We begin our tour in a place referred to as the “under-stage” – quasi the belly of the State Theatre. “There are a number of trapdoors in the floor of the stage above our heads through which the actors are able to ascend to the main stage”, Juliane Breyer of the Salzburg State Theatre explains to us, who today happens to be standing in for Mr. Erxleben and is conducting the tour of the building herself. “This often occurs when the character in the production symbolically rises from the underworld, for example – as does the ‘Queen of the Night’ in the ‘Magic Flute’.”
From initial idea to finished set
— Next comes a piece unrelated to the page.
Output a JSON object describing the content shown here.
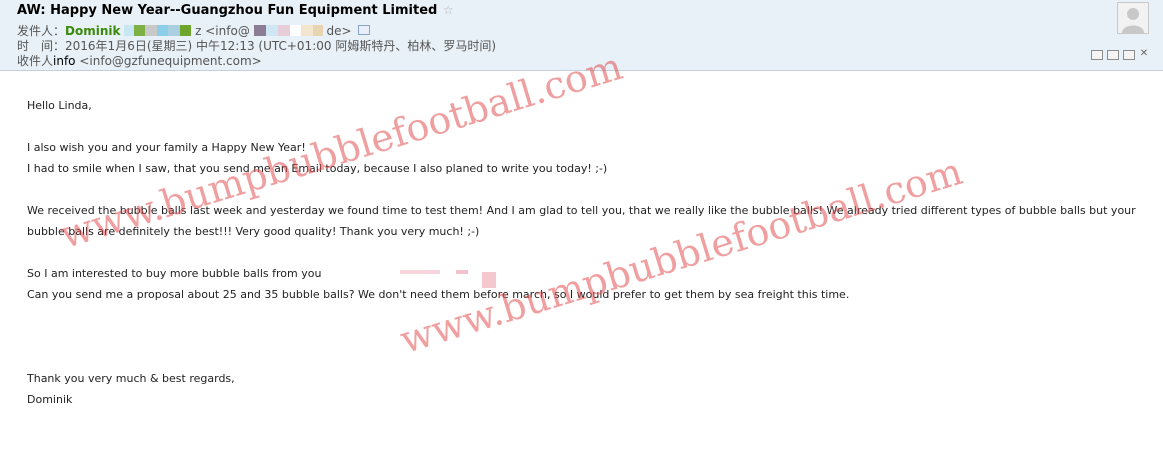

We now make our way up a narrow staircase to the next floor, where we find ourselves on the main stage. An imposing set occupies almost the entire area. “This is for our current production, ‘Wiener Blut’”, says Juliane. It really is quite an astonishing sight. We move a few steps closer to the opulent scenery in order to give it a personal once-over. “How is a stage set actually created?”, we want to know. “The process basically goes like this”, begins Juliane. “The general director of the theater along with the dramaturgists decide on a specific piece, then agree on the right person to bring it to the stage. In the next step a concept is developed, which includes creating a scale model of the actual set – complete with figurines. This makes it a lot easier to visualize the actual production – including where each of the characters will appear and stand on stage. If everything seems as if it’s going to do the trick, we build a full-size mock-up of the set using simple materials. And if we are satisfied with that, that’s when our workshop in Aigen leaps into action.”
The key component of every production
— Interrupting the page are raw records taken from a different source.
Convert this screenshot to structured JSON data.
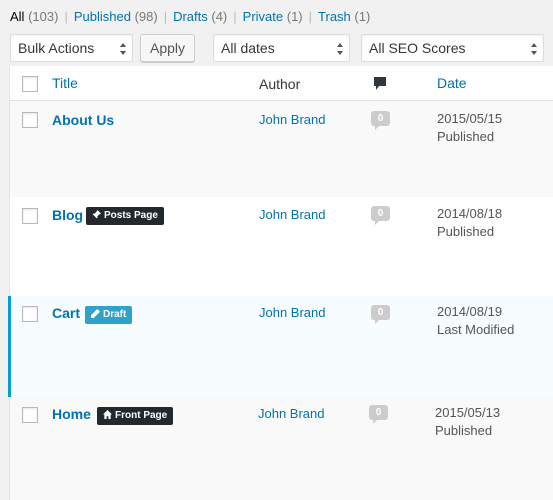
{
  "filters": [
    {
      "label": "All",
      "count": "(103)",
      "current": true
    },
    {
      "label": "Published",
      "count": "(98)"
    },
    {
      "label": "Drafts",
      "count": "(4)"
    },
    {
      "label": "Private",
      "count": "(1)"
    },
    {
      "label": "Trash",
      "count": "(1)"
    }
  ],
  "toolbar": {
    "bulk_actions": "Bulk Actions",
    "apply": "Apply",
    "dates": "All dates",
    "seo": "All SEO Scores"
  },
  "columns": {
    "title": "Title",
    "author": "Author",
    "date": "Date",
    "comments_icon": "comment-icon"
  },
  "rows": [
    {
      "title": "About Us",
      "author": "John Brand",
      "comments": "0",
      "date": "2015/05/15",
      "status": "Published"
    },
    {
      "title": "Blog",
      "badge": "Posts Page",
      "badge_icon": "pin-icon",
      "author": "John Brand",
      "comments": "0",
      "date": "2014/08/18",
      "status": "Published"
    },
    {
      "title": "Cart",
      "badge": "Draft",
      "badge_icon": "pencil-icon",
      "author": "John Brand",
      "comments": "0",
      "date": "2014/08/19",
      "status": "Last Modified"
    },
    {
      "title": "Home",
      "badge": "Front Page",
      "badge_icon": "home-icon",
      "author": "John Brand",
      "comments": "0",
      "date": "2015/05/13",
      "status": "Published"
    }
  ],
  "colors": {
    "link": "#0073aa",
    "badge_dark": "#23282d",
    "badge_draft": "#2ea2cc",
    "row_accent": "#00a0d2"
  }
}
We now stand in front of the stage manager’s desk – the key technical component of every production, as Juliane explains. It is from here that the stage manager, who is the main coordinator of the production, communicates with the rest of the team, signaling set changes and giving commands. Directly across from the stage manager’s desk is the lighting board. As if by some secret signal, a red spotlight flares up briefly, before fading out again immediately. Behind us we hear a quiet murmuring and a laugh. “A light test”, explains Juliane, smiles and, with a slight motion of her chin, indicates the stage crew who are busy doing their own thing. Overall, you have the feeling that this theatre is one big, colorful and international family. “Yes, theatre people are a special breed”, says Juliane and chuckles. “This kind of work and the hours, which definitely have nothing in common with a regular office routine, create a special kind of bond.”
Finally treading the boards
We continue our stroll through the corridors to the performers’ changing rooms, lightly brushing our fingertips against the velvet-covered walls. The men’s and women’s changing rooms, incidentally, are kept strictly separate. “That’s important so as to protect the personal privacy of the actors”, Juliane explains to us. “After all, when they’re changing they are often scantily dressed.” We stop next to a private changing room, where the name of the actor is mounted on the door. We try to imagine how the actor takes a last look in the big mirror, perfectly adjusts a stray strand of hair and perhaps exchanges a few words with one of the costume attendants. And then, it’s time for them to stride out onto the stage and wait with baited breath until the curtain rises. After having been given this opportunity to take a look at all the goings-on behind the curtains, we can’t wait until we are fortunate enough to take our seats once again out in front of the curtains here at the Salzburg State Theatre.